It’s a Blitzkrieg of charm. And let’s be real: for a time, this approach works. It can seem shiny, new and might even be fun. We can all admit to being seduced by this approach. But at some point, shirtless selfies lack substance and you forget why you cared in the first place.

With digital marketing, consumers may be impressed with flashy, bragadocious content in the beginning. But if it’s all you do, without offering substance to back it up—chances are your customers will lose interest once they look past the smoke and mirrors.

2. The success-by-numbers guy

This guy gets to the point… with everyone. He’s the guy who walks up to everyone at the bar, whether they’re his type or not, says “let’s get out of here” and hopes for the best.

It’s the guy who always swipes right. This is all a numbers game for him. He knows he’s going to get shot down 90 per cent of the time but doesn’t care. He’s here for a good time, not a long time and is happy so long as he gets a number.

And sure, this approach works too but we all know it can feel grimy and leave you with buyer’s remorse.

You’ve probably already guessed it, but this is your reach frequency play. If you reach enough people someone will buy your product, whether they understand if they actually want it or not. You will drive some sales in the short term, but it’s not the right way to build brand loyalty in the long term. In the end, you spend a lot of time and energy to eke out weak results that peter out.

3. The guy who buys your love

This is “that guy” who is buying everyone drinks. He thinks if you accept the drink, he’s got your dedicated attention. He spends a lot of money on getting you to hang with him, but at the end of the day isn’t sure if it’s him or his freebies you’re into. Much like the numbers guy, he’s hoping people will give him phone numbers. Only this time he either keeps investing so you feel bad or gets upset if you don’t say yes and ‘loses’ your number.

This guy is often disingenuous and isn’t someone you keep around in the long run. He’s spending, but it’s not an investment with long-term pay-off. Much like brands who buy your love, you may support for a while but ultimately won’t see a future with them without the freebies or constant guilt.

4. The engaged talker

Usually charming and genuine this guy is not looking at numbers, he’s thinking long term. If he likes you, he’ll spend the night hanging out with you. He may buy you a drink and ask for your number but doesn’t expect you to stick around…he just REALLY HOPES YOU DO.

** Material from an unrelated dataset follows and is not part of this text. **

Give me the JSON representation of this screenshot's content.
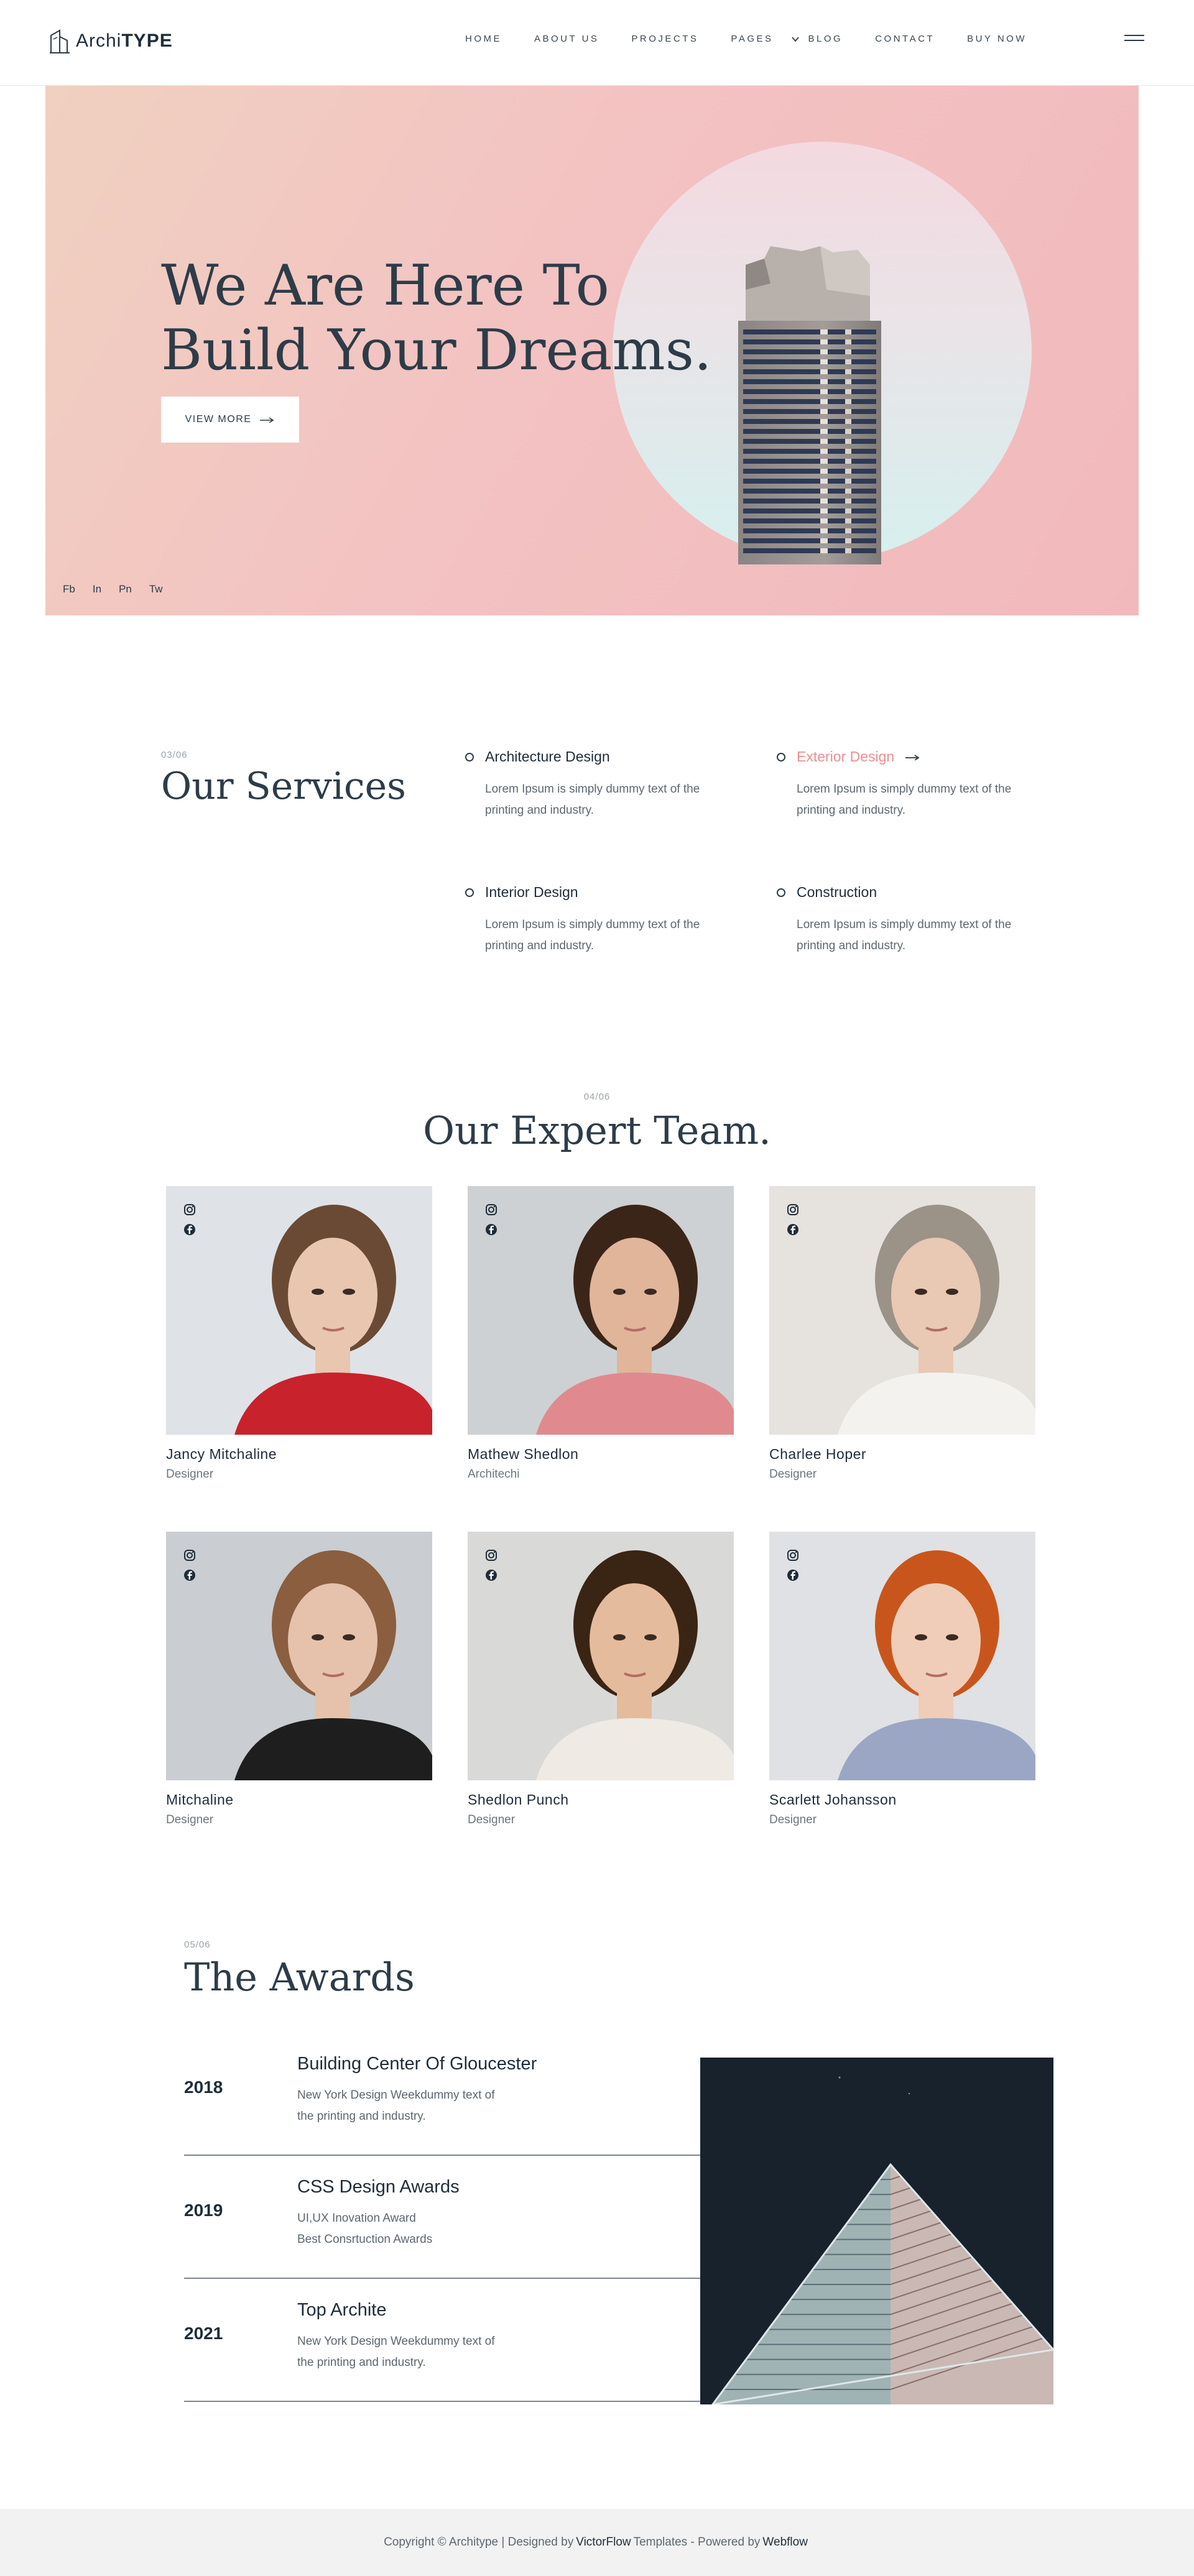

He’s looking to call you in a couple of days, reconnect and see if there is a spark worth fanning. Although time-consuming and limiting, this is the most engaging approach and builds the best hope for a long-term relationship.

For marketers, this appears to be the most solid approach. Building a personal connection with a brand is priceless. You potentially have a repeat customer for life and more often than not, they tell their friends how great you are for organic new business growth.

So, of the four guys at the bar you want to be The Engaged Talker, right?


The point of this analogy isn’t to tell you which guy you want to be. It’s to show you that limiting yourself to an archetypal model is a recipe for disaster. Although each will try to show you data to support the approach, in every scenario it has limitations. There is always a greater chance for failure with siloed approaches.

As you read the above scenario examples, you likely thought it was dated and didn’t take into account innovations like Bumble and Tinder. You would have been right.

Like the dating scene, the marketing mix has changed. The siloed approach to digital doesn’t make sense, nor does it with dating. Pushing one philosophy over another is a tired approach.

Whether you are creating engagement at the bar IRL or on digital one swipe at a time, the key to success isn’t limiting yourself – it’s taking on aspects of all four guys.

While you should calibrate based on your strengths, for best results you need to integrate elements of each approach. Yes, flex your strengths and tell people about it. Don’t be shy, talk to lots of people. Buy people a few drinks and lastly, invest in the right people and engage with them in a meaningful way.

Hell, even call them in a day or two.

The right way to build digital engagement is through a strong, integrated digital strategy. You would stop listening to your friend’s dating advice if they advocate for the three-day rule – or worse, negging – so why would you listen to anyone who still pushes one digital strategy over another?

You can either be like one of the four guys in the bar and hope for the best or take elements of each and be the most interesting man in the room.

The choice is yours.